Give back the data in full. Leave nothing out.

BEGIN Records provided

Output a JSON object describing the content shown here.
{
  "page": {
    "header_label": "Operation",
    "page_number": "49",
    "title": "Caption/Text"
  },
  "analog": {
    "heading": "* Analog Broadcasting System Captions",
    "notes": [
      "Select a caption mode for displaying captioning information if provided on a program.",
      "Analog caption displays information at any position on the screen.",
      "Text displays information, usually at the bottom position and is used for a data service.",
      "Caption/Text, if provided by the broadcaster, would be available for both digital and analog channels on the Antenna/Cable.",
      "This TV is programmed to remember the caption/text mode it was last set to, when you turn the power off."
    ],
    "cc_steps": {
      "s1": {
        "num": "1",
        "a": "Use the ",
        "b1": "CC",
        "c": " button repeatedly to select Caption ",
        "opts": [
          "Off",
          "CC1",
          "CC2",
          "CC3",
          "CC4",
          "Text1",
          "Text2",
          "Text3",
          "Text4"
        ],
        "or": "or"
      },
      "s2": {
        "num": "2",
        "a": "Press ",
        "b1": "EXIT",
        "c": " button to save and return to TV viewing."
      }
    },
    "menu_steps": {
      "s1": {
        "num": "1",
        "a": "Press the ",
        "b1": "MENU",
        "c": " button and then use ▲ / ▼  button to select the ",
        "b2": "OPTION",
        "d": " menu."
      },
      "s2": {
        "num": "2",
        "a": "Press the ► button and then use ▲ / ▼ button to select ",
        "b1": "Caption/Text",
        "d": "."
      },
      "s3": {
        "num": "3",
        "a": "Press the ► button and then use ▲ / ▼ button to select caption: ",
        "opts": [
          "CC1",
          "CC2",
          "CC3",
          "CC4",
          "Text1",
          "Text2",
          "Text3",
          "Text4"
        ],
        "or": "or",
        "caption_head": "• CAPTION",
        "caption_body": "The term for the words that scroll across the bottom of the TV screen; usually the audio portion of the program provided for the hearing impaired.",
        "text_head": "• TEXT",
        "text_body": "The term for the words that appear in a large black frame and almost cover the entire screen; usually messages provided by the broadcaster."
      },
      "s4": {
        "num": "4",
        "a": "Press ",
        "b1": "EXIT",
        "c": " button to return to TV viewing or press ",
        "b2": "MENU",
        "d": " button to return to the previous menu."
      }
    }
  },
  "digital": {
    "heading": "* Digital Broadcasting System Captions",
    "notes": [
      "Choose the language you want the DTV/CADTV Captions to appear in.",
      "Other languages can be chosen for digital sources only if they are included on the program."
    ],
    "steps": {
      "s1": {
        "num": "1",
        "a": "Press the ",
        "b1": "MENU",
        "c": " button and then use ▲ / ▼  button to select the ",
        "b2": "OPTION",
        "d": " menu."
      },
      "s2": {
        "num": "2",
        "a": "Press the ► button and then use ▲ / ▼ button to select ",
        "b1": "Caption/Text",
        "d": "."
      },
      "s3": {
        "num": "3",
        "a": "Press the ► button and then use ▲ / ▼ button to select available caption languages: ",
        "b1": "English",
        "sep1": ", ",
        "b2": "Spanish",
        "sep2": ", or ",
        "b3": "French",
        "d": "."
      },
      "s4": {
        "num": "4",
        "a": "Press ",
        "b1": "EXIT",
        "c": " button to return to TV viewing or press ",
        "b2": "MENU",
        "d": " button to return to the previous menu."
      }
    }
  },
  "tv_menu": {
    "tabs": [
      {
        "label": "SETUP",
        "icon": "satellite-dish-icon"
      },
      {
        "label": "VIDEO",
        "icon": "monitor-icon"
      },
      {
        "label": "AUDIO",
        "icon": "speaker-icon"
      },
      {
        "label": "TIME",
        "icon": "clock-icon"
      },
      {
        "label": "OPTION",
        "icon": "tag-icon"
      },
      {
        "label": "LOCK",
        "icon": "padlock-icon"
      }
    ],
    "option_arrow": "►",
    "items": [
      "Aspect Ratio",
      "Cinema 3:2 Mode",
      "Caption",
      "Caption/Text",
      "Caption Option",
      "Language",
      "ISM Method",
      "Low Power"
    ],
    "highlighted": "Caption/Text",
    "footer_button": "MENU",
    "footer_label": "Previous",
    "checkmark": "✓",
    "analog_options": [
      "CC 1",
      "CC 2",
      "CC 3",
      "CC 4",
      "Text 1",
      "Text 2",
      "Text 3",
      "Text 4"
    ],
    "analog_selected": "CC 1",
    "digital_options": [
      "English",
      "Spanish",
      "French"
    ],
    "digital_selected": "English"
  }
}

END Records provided

Solution for this task:
Output a JSON object describing the content shown here.
{
  "page": {
    "header_label": "Operation",
    "page_number": "49",
    "title": "Caption/Text"
  },
  "analog": {
    "heading": "* Analog Broadcasting System Captions",
    "notes": [
      "Select a caption mode for displaying captioning information if provided on a program.",
      "Analog caption displays information at any position on the screen.",
      "Text displays information, usually at the bottom position and is used for a data service.",
      "Caption/Text, if provided by the broadcaster, would be available for both digital and analog channels on the Antenna/Cable.",
      "This TV is programmed to remember the caption/text mode it was last set to, when you turn the power off."
    ],
    "cc_steps": {
      "s1": {
        "num": "1",
        "a": "Use the ",
        "b1": "CC",
        "c": " button repeatedly to select Caption ",
        "opts": [
          "Off",
          "CC1",
          "CC2",
          "CC3",
          "CC4",
          "Text1",
          "Text2",
          "Text3",
          "Text4"
        ],
        "or": "or"
      },
      "s2": {
        "num": "2",
        "a": "Press ",
        "b1": "EXIT",
        "c": " button to save and return to TV viewing."
      }
    },
    "menu_steps": {
      "s1": {
        "num": "1",
        "a": "Press the ",
        "b1": "MENU",
        "c": " button and then use ▲ / ▼  button to select the ",
        "b2": "OPTION",
        "d": " menu."
      },
      "s2": {
        "num": "2",
        "a": "Press the ► button and then use ▲ / ▼ button to select ",
        "b1": "Caption/Text",
        "d": "."
      },
      "s3": {
        "num": "3",
        "a": "Press the ► button and then use ▲ / ▼ button to select caption: ",
        "opts": [
          "CC1",
          "CC2",
          "CC3",
          "CC4",
          "Text1",
          "Text2",
          "Text3",
          "Text4"
        ],
        "or": "or",
        "caption_head": "• CAPTION",
        "caption_body": "The term for the words that scroll across the bottom of the TV screen; usually the audio portion of the program provided for the hearing impaired.",
        "text_head": "• TEXT",
        "text_body": "The term for the words that appear in a large black frame and almost cover the entire screen; usually messages provided by the broadcaster."
      },
      "s4": {
        "num": "4",
        "a": "Press ",
        "b1": "EXIT",
        "c": " button to return to TV viewing or press ",
        "b2": "MENU",
        "d": " button to return to the previous menu."
      }
    }
  },
  "digital": {
    "heading": "* Digital Broadcasting System Captions",
    "notes": [
      "Choose the language you want the DTV/CADTV Captions to appear in.",
      "Other languages can be chosen for digital sources only if they are included on the program."
    ],
    "steps": {
      "s1": {
        "num": "1",
        "a": "Press the ",
        "b1": "MENU",
        "c": " button and then use ▲ / ▼  button to select the ",
        "b2": "OPTION",
        "d": " menu."
      },
      "s2": {
        "num": "2",
        "a": "Press the ► button and then use ▲ / ▼ button to select ",
        "b1": "Caption/Text",
        "d": "."
      },
      "s3": {
        "num": "3",
        "a": "Press the ► button and then use ▲ / ▼ button to select available caption languages: ",
        "b1": "English",
        "sep1": ", ",
        "b2": "Spanish",
        "sep2": ", or ",
        "b3": "French",
        "d": "."
      },
      "s4": {
        "num": "4",
        "a": "Press ",
        "b1": "EXIT",
        "c": " button to return to TV viewing or press ",
        "b2": "MENU",
        "d": " button to return to the previous menu."
      }
    }
  },
  "tv_menu": {
    "tabs": [
      {
        "label": "SETUP",
        "icon": "satellite-dish-icon"
      },
      {
        "label": "VIDEO",
        "icon": "monitor-icon"
      },
      {
        "label": "AUDIO",
        "icon": "speaker-icon"
      },
      {
        "label": "TIME",
        "icon": "clock-icon"
      },
      {
        "label": "OPTION",
        "icon": "tag-icon"
      },
      {
        "label": "LOCK",
        "icon": "padlock-icon"
      }
    ],
    "option_arrow": "►",
    "items": [
      "Aspect Ratio",
      "Cinema 3:2 Mode",
      "Caption",
      "Caption/Text",
      "Caption Option",
      "Language",
      "ISM Method",
      "Low Power"
    ],
    "highlighted": "Caption/Text",
    "footer_button": "MENU",
    "footer_label": "Previous",
    "checkmark": "✓",
    "analog_options": [
      "CC 1",
      "CC 2",
      "CC 3",
      "CC 4",
      "Text 1",
      "Text 2",
      "Text 3",
      "Text 4"
    ],
    "analog_selected": "CC 1",
    "digital_options": [
      "English",
      "Spanish",
      "French"
    ],
    "digital_selected": "English"
  }
}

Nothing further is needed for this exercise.